The law though gets very muddy here though because Facebook also states in their Privacy Policy that they are not responsible for circumvention of any privacy or security measures on the site. This leaves the question open of whether or not an employee would be able to log on and view the candidate’s page from their account at home. Therefore, because it is unclear and unless you would send a letter to your future employer stating, "I got wasted last weekend with all my friends and here’s what I looked like! [picture enclosed]” don’t put anything on your page that you wouldn’t want them to see.

And this logic goes double for anything you post that you don’t want anyone else to see or have a license to! Facebook prospers because of what the users post. Many though don’t know that by posting content we are giving Facebook the license to do whatever they want with your content. “By posting User Content to any part of the Site, you automatically grant …that you have the right to grant, to the Company an irrevocable, perpetual, non-exclusive, transferable, fully paid, worldwide license…to use, copy, publicly perform etc …” and the list goes on. This means that you’re giving up copyright control of anything you post on the site — pictures, notes, or blogs! So if you’re posting lots of pics, be prepared to smile for the masses!

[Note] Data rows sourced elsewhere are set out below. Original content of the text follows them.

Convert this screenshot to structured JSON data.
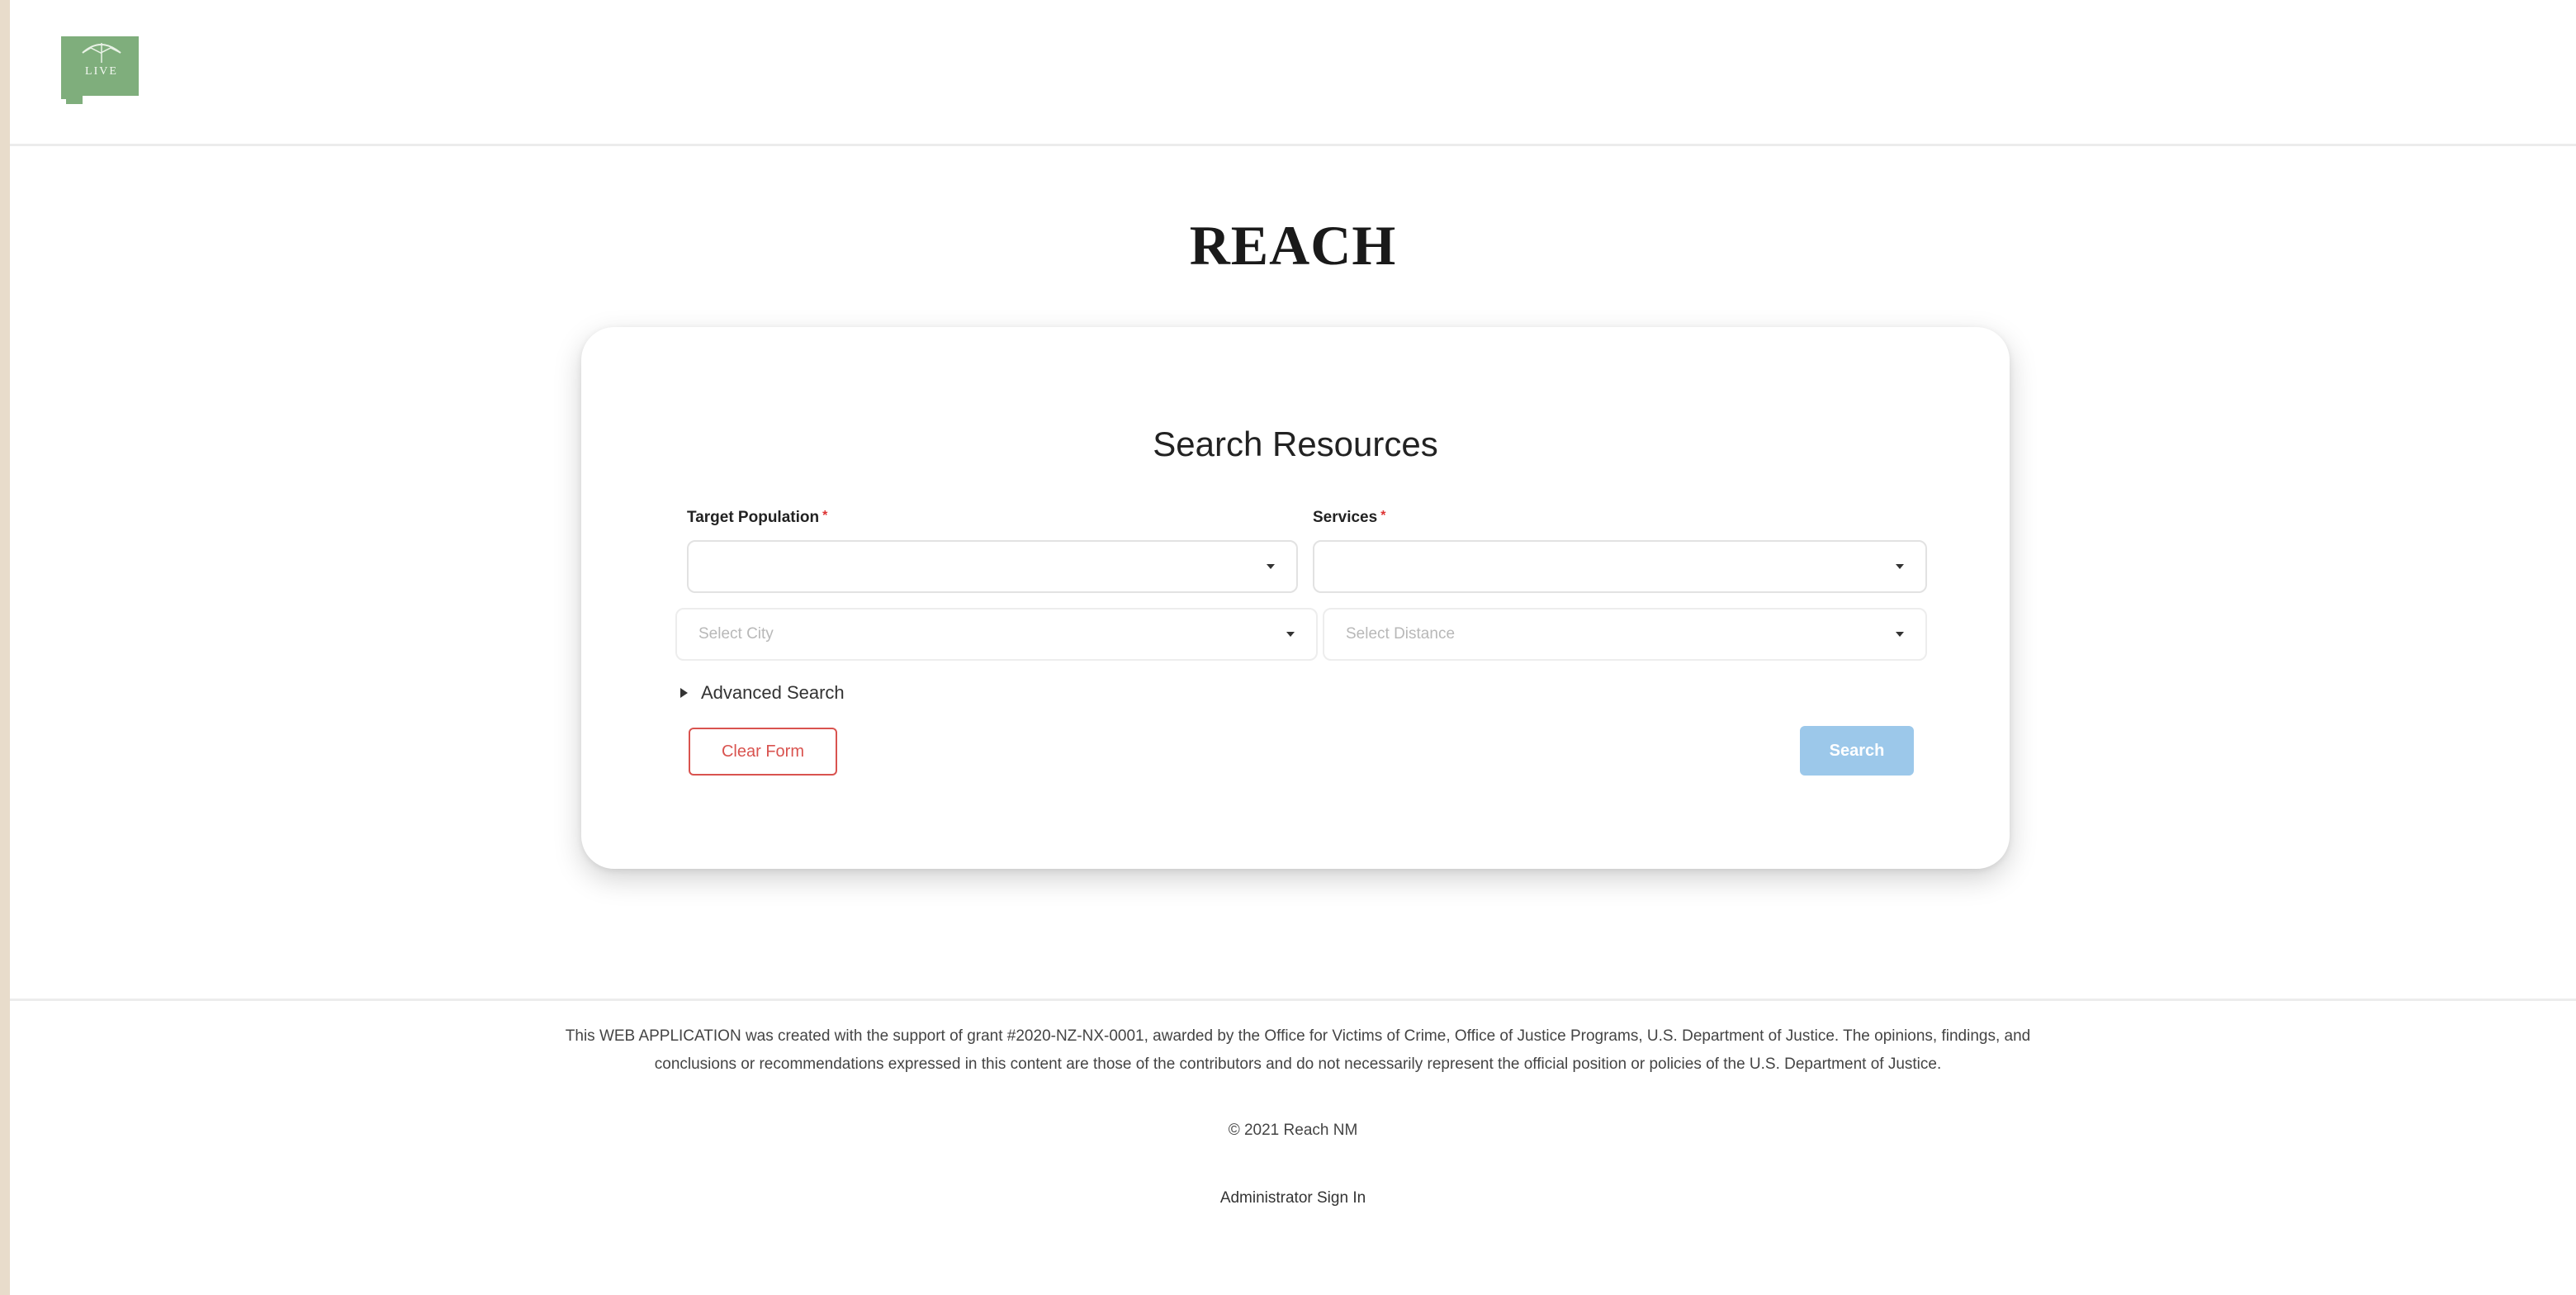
{
  "header": {
    "logo_icon": "new-mexico-state-umbrella-logo",
    "logo_text": "LIVE"
  },
  "brand": {
    "title": "REACH"
  },
  "search_card": {
    "title": "Search Resources",
    "target_population": {
      "label": "Target Population",
      "required_marker": "*",
      "value": ""
    },
    "services": {
      "label": "Services",
      "required_marker": "*",
      "value": ""
    },
    "city": {
      "placeholder": "Select City"
    },
    "distance": {
      "placeholder": "Select Distance"
    },
    "advanced_search_label": "Advanced Search",
    "clear_button_label": "Clear Form",
    "search_button_label": "Search"
  },
  "footer": {
    "disclaimer": "This WEB APPLICATION was created with the support of grant #2020-NZ-NX-0001, awarded by the Office for Victims of Crime, Office of Justice Programs, U.S. Department of Justice. The opinions, findings, and conclusions or recommendations expressed in this content are those of the contributors and do not necessarily represent the official position or policies of the U.S. Department of Justice.",
    "copyright": "© 2021 Reach NM",
    "admin_link": "Administrator Sign In"
  },
  "colors": {
    "page_border": "#e8dccb",
    "logo_green": "#7fae7c",
    "required_red": "#dd3333",
    "clear_button_red": "#d9534f",
    "search_button_blue": "#9cc8ea"
  }
}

Now I’m not saying that the site isn’t great — I’m just saying be aware that Facebook may be a little two-faced. So just be careful what you post! While Facebook has shown that they’ve made a good faith effort to abide by the law and ameliorate any issues they encounter they certainly have pushed the boundaries of privacy a bit and retreated only after public outcry took place to put users back at ease.

Next time we’ll get into how Facebook is sharing your personal information with third parties and whether or not this is legal. I’ll also discuss the implications of who will have access to your information if another company buys Facebook (like what happened with MySpace). One thing is for sure though, after all this Facebook chatter I’ve gotta check this out!

Be sure to stay tuned for another chapter of Facebook legal issues in a few weeks and perhaps my Facebook debut on the FNC Group!

Sources:

Facebook.com
chronicle.com
news.com
adido-solutions.com
news.com
abovethelaw.com
news.bbc.co.uk
wk.typepad.com
prandcommsnetwork.wordpress.com
prandcommsnetwork.wordpress.com/2007/
legalandrew.com
zephoria.org

*Disclaimer

The information contained in this Web site feature entitled “LIS ON LAW,” is provided as a service to visitors of foxnews.com, and does not constitute legal advice or establish an attorney client relationship. FOX NEWS NETWORK, LLC makes no claims, promises or guarantees about the accuracy, completeness, or adequacy of the information contained in or linked to this web site feature and its associated sites. Nothing provided herein should be used as a substitute for the advice of your own counsel.

Lis Wiehl joined FOX News Channel as a legal analyst in October 2001. To read the rest of Lis's bio, click here.